…despite this huge increase in storage density and a similarly impressive improvement in power efficiency, one thing hasn’t changed. The lifetime over which data can be stored on magnetic discs is still about a decade.
We are supposed to keep our patient records for seven to ten years depending on your state regulations. Old digital media has a lifetime of about ten years. It is possible that records you trusted to an archive ten years ago may no longer be viable. The new storage discussed in the linked article is supposed to last a million years. I hope that will be long enough to satisfy any future statute of limitations.
I have never heard of a dental office failing to access old digital records because of media failure. On the other hand there are many potential problems with retrieving old records.
What medium are they stored on? If it is a floppy disk can you locate a floppy reader? Or even more of a problem if it is an old tape backup you are very unlikely to be able to find a device to read the data.
Even if you can read it what format is it? If it was stored fifteen years ago in 1998 it was based on Windows 98 (or possibly Windows 3) and a long gone version of your management software, possibly Dentrix 5. It is unlikely your new Windows 7 machine running the latest G5 will be able to read, manage or even display your information.
The linked article also has some interesting data on how rapidly our ability to store digital data has grown.
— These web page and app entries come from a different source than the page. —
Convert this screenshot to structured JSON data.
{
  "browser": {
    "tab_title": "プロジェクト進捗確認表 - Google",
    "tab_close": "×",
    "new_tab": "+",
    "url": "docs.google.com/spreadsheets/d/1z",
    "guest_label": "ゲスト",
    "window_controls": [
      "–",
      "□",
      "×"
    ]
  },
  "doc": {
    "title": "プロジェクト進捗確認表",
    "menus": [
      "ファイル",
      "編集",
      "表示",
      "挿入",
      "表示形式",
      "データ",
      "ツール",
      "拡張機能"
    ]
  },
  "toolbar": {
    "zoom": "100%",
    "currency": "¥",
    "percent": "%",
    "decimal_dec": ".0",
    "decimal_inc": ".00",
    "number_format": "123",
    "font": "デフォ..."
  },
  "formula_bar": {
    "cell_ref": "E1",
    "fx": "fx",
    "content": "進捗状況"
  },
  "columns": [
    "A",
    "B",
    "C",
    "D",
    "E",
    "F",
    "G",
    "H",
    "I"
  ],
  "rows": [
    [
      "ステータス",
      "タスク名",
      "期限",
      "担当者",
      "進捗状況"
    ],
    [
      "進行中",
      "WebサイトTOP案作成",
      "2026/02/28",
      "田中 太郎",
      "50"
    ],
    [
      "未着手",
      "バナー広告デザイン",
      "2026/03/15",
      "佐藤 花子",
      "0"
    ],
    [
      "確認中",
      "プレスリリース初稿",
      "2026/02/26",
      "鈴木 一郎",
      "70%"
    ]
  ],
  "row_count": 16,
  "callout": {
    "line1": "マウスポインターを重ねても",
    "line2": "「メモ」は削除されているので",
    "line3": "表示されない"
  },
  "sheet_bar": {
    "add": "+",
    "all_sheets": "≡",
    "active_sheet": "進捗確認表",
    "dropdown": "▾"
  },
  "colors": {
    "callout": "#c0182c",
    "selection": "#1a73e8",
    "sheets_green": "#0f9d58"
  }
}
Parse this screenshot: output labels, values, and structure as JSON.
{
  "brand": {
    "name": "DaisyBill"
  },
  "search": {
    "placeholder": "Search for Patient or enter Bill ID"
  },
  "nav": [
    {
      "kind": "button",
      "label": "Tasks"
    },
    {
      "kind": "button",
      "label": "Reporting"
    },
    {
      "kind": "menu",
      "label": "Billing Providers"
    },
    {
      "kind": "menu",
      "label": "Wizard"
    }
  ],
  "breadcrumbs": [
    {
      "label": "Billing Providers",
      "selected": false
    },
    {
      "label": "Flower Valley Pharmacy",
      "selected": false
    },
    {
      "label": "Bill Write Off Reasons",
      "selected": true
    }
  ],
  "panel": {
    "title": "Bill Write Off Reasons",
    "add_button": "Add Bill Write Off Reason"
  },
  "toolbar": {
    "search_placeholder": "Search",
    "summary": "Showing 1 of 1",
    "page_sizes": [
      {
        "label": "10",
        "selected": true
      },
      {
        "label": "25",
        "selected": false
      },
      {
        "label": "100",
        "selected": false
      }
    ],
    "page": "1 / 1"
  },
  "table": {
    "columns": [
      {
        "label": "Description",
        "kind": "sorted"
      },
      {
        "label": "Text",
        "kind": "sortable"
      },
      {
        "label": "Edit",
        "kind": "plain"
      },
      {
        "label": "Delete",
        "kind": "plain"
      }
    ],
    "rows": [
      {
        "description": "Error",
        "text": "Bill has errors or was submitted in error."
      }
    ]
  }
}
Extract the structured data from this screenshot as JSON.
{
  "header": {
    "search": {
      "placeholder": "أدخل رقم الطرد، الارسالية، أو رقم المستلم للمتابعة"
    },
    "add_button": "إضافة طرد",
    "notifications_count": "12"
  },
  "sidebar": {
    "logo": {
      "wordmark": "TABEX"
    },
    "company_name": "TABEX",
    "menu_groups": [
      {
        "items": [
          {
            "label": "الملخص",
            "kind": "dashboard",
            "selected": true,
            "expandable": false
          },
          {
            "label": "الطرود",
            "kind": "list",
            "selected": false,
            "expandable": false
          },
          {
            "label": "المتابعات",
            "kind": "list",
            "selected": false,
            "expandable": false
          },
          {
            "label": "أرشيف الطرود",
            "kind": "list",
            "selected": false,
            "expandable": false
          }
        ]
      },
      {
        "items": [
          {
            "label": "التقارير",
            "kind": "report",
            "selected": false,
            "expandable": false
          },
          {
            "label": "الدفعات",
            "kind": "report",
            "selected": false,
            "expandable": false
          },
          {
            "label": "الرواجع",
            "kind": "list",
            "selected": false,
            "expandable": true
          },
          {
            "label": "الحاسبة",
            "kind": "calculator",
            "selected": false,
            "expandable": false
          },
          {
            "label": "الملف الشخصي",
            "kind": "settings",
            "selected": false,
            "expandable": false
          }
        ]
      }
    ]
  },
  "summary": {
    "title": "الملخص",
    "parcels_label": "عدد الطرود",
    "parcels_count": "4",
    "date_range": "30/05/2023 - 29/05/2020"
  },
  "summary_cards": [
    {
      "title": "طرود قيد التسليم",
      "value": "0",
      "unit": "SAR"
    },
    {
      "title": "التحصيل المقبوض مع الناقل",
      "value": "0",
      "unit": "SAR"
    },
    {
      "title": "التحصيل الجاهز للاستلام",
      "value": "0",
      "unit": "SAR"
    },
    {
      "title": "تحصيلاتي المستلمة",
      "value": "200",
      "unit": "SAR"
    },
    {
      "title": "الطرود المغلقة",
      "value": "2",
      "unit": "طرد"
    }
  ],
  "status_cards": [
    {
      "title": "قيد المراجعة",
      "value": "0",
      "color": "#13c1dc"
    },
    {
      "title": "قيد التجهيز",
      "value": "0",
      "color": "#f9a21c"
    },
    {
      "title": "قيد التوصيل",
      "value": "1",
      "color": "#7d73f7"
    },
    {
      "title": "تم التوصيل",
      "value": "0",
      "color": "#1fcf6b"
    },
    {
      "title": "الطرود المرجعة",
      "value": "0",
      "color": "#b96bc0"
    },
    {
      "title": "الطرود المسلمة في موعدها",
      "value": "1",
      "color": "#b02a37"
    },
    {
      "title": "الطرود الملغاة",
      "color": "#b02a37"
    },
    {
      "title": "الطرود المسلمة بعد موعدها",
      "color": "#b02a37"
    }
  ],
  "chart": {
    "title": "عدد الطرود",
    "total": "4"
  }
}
Not that many years ago there was a worry that we would outgrow our computer’s data storage capacity and need to generate some sort of add on storage. Of course that never happened and never will.